As I said in the last post, I’m on the mountain for the next week or so. I’m just working the last quarter of the night for the next few nights, commissioning a new instrument at the JCMT. So I made my way up to the summit leaving the Hale Pohaku Hotel & Resort for Stray Astronomers at about 1:30am. The sky was beautiful and clear – it is one of the natural wonders of the world, truly amazing and I never, ever get used to seeing the night sky from the summit. However, when I looked over at the ridge above us where the biggies are (Subaru and the two Kecks) I noticed this bright orange line shooting out of the Keck I dome into the sky. No, not James Bond, but adaptive optics with lasers.

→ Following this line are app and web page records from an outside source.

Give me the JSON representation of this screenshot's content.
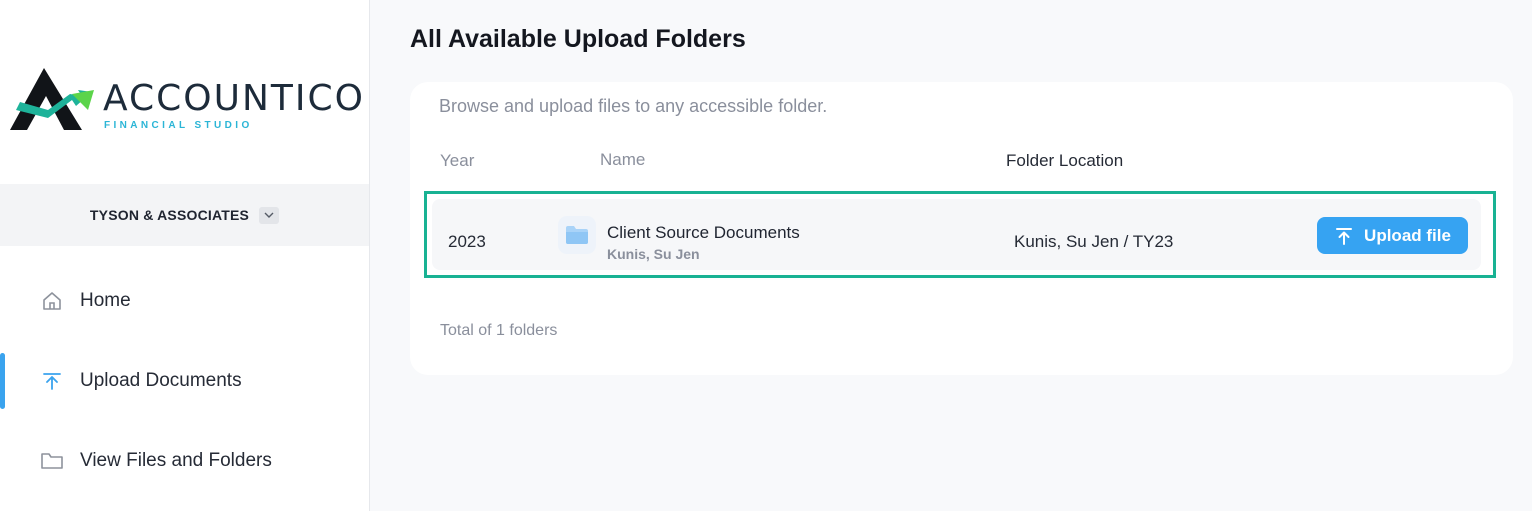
{
  "brand": {
    "name": "ACCOUNTICO",
    "tagline": "FINANCIAL STUDIO",
    "colors": {
      "dark": "#1d2b3a",
      "green": "#18b293",
      "cyan": "#2bb5d6",
      "lime": "#5bd44a"
    }
  },
  "org_switcher": {
    "name": "TYSON & ASSOCIATES",
    "icon": "chevron-down-icon"
  },
  "nav": {
    "items": [
      {
        "label": "Home",
        "icon": "home-icon",
        "active": false
      },
      {
        "label": "Upload Documents",
        "icon": "upload-icon",
        "active": true
      },
      {
        "label": "View Files and Folders",
        "icon": "folder-icon",
        "active": false
      }
    ]
  },
  "main": {
    "title": "All Available Upload Folders",
    "description": "Browse and upload files to any accessible folder.",
    "columns": {
      "year": "Year",
      "name": "Name",
      "location": "Folder Location"
    },
    "rows": [
      {
        "year": "2023",
        "name": "Client Source Documents",
        "owner": "Kunis, Su Jen",
        "location": "Kunis, Su Jen / TY23",
        "action": "Upload file"
      }
    ],
    "total": "Total of 1 folders"
  },
  "colors": {
    "accent": "#36a3f2",
    "highlight": "#18b293"
  }
}
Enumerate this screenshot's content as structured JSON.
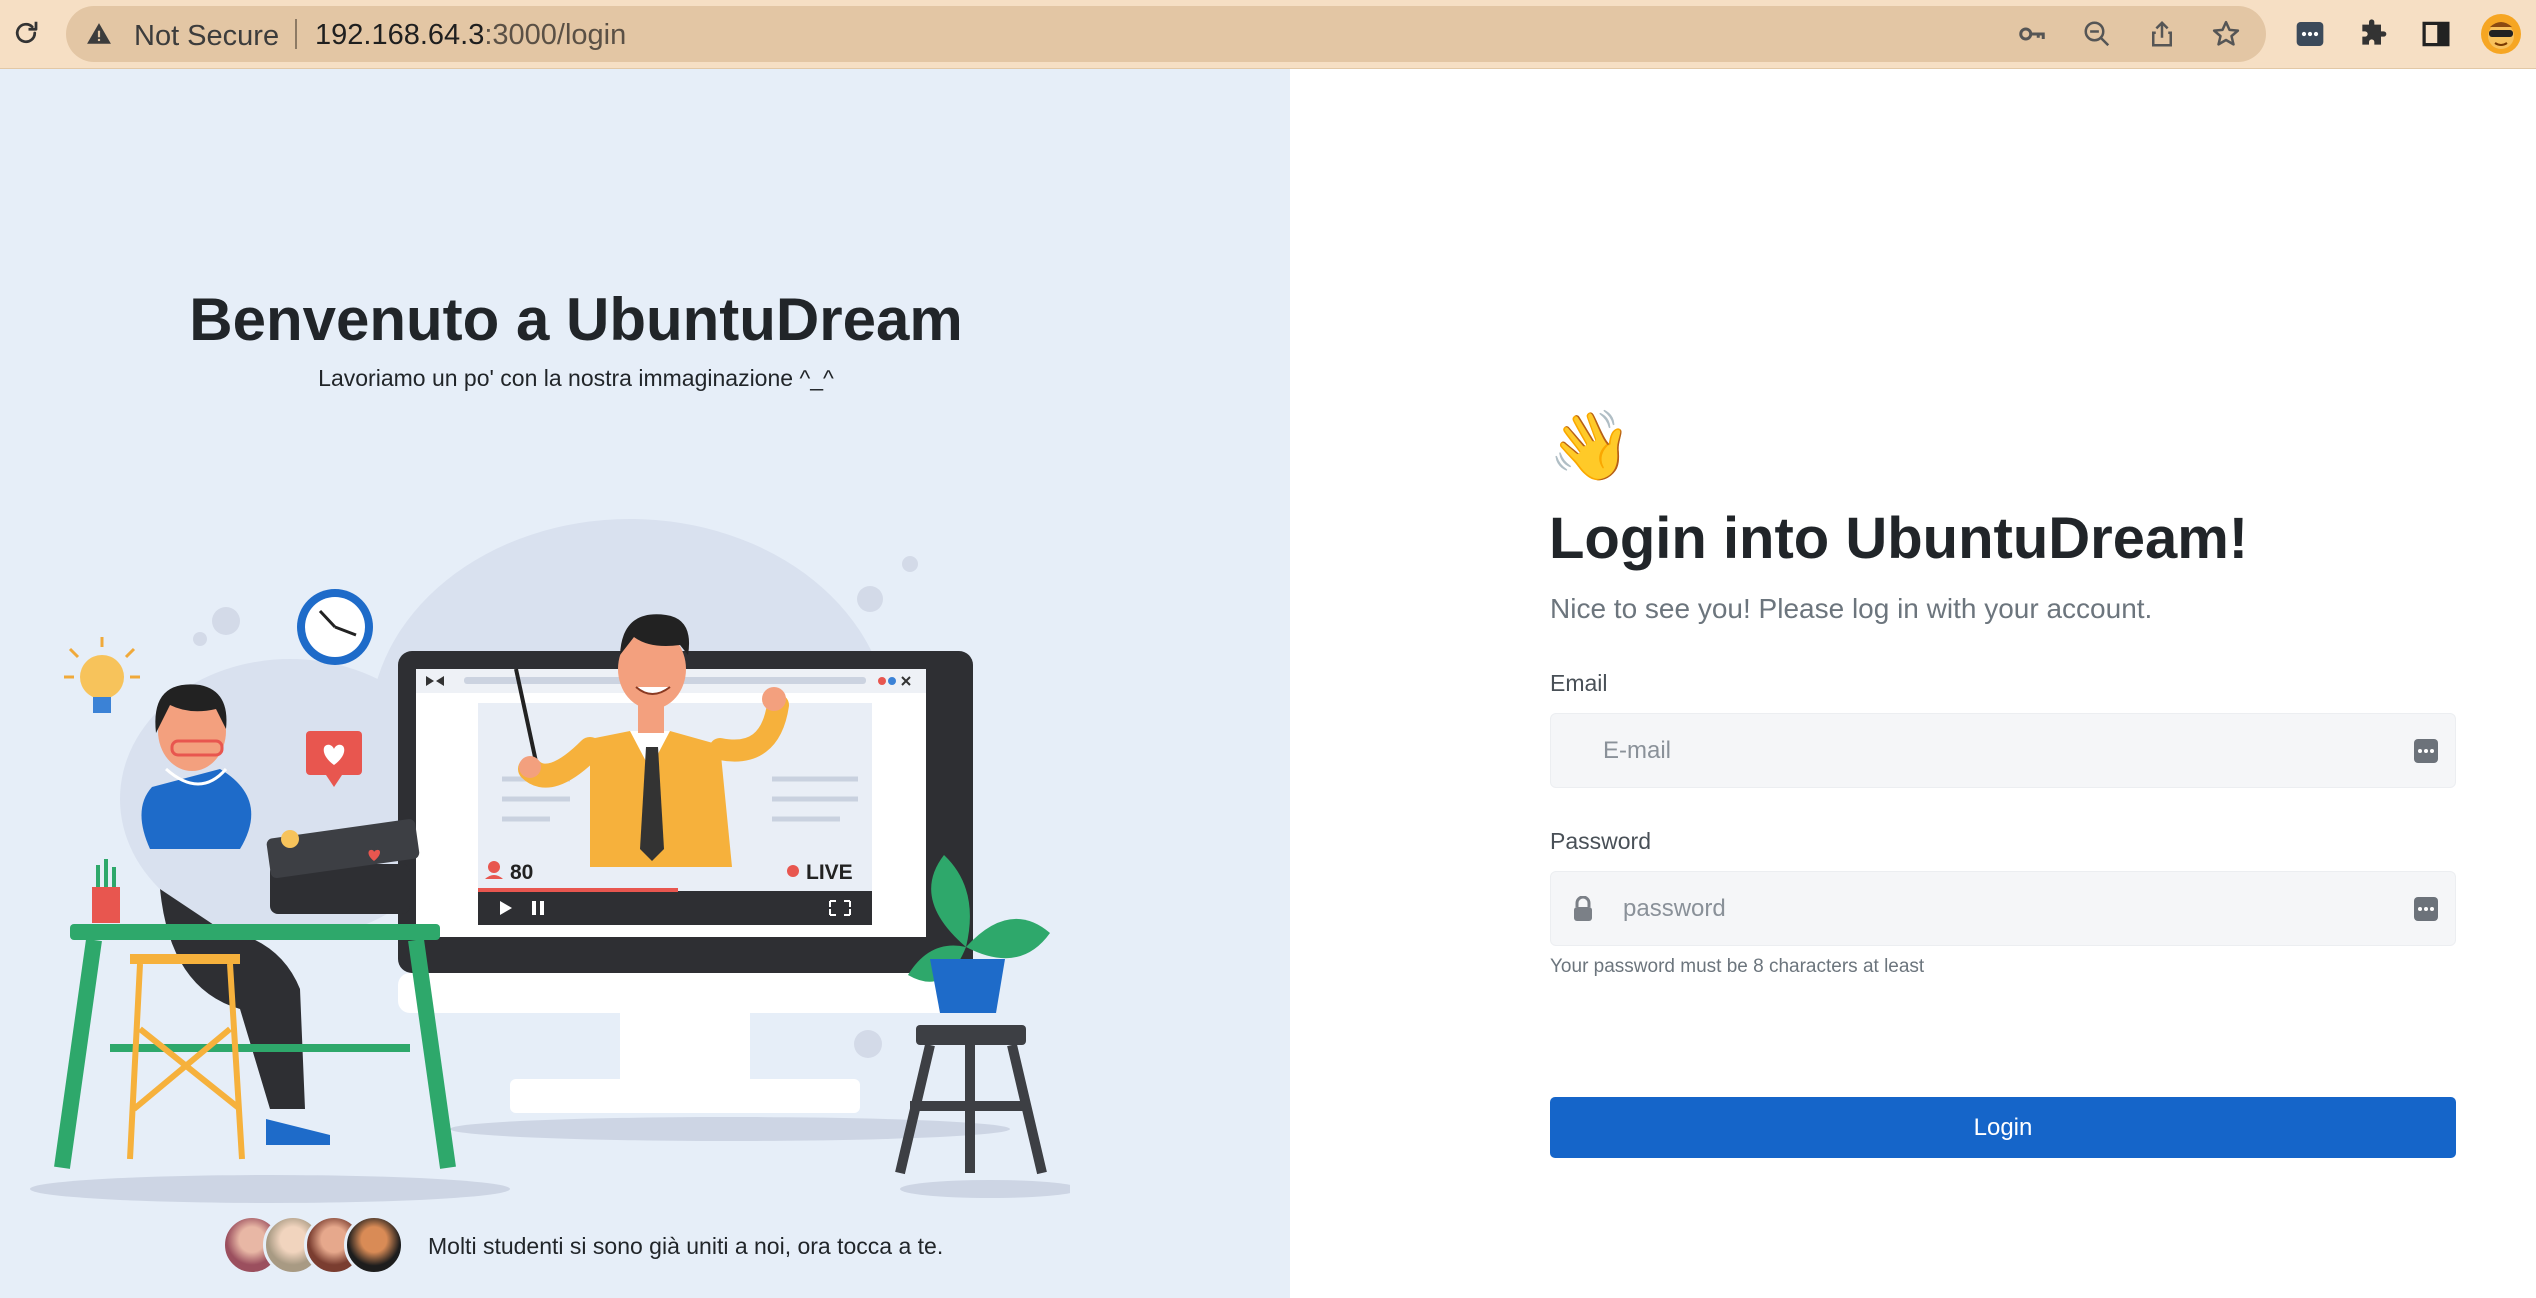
{
  "browser": {
    "security_label": "Not Secure",
    "url_host": "192.168.64.3",
    "url_path": ":3000/login",
    "icons": [
      "reload-icon",
      "warning-icon",
      "key-icon",
      "zoom-out-icon",
      "share-icon",
      "star-icon",
      "password-manager-icon",
      "extensions-icon",
      "sidepanel-icon",
      "profile-avatar"
    ]
  },
  "left": {
    "welcome_title": "Benvenuto a UbuntuDream",
    "welcome_subtitle": "Lavoriamo un po' con la nostra immaginazione ^_^",
    "illustration": {
      "viewer_count": "80",
      "live_label": "LIVE"
    },
    "students_text": "Molti studenti si sono già uniti a noi, ora tocca a te."
  },
  "login": {
    "wave_emoji": "👋",
    "title": "Login into UbuntuDream!",
    "subtitle": "Nice to see you! Please log in with your account.",
    "email_label": "Email",
    "email_placeholder": "E-mail",
    "email_value": "",
    "password_label": "Password",
    "password_placeholder": "password",
    "password_value": "",
    "password_hint": "Your password must be 8 characters at least",
    "submit_label": "Login"
  },
  "colors": {
    "toolbar": "#f6dfc4",
    "left_panel": "#e6eef8",
    "primary_button": "#1565c9"
  }
}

The technology is actually quite cool. At Keck they call it LGS – laser guide stars. Of course adaptive optics with natural guide stars (NGS) has been around for a while, but it depends on the presence of stars near where you want to observe (within about 30 arcsecs or so). Despite there being “billions and billions” of stars in our Galaxy, apparently this leaves something like 99% of the sky unviewable with adaptive optics. Hence the genesis of this new technology. The laser is shot up in the direction of the astronomical object of interest where it interacts with the sodium layer high up (about 90km) in our atmosphere. The sodium atoms (which got to be there by virtue of meteor strikes, etc, by the way) are excited into emission by the laser and the telescope uses it as an artificial source to correct the aberrations that are introduced by the atmosphere.

All pretty cool and it looks cool as well. I happened to have my camera with me (!) and so went to the back of the JCMT, onto the gantry and set up a long exposure on a tripod. This is what I got:

_mg_5453_ijfr1 _mg_5454_ijfr Not that great, but cool nonetheless. If you look closely (click on the images) you’ll see double stars and two lines for the laser. That’s because the way that the JCMT telescope is built, the whole building rotates when we follow sources around the sky. So the double stars and laser tracks are because the telescope moved in the middle of my exposures. (We’re not going to stop working just because I want to take a photograph!). These were a 1.5 and 3 minute exposures, respectively.

If the lasers are out again in the next couple of nights I’ll set up the tripod outside and see if I can capture a better shot. In the meantime, here’s a really nice image from the Keck website.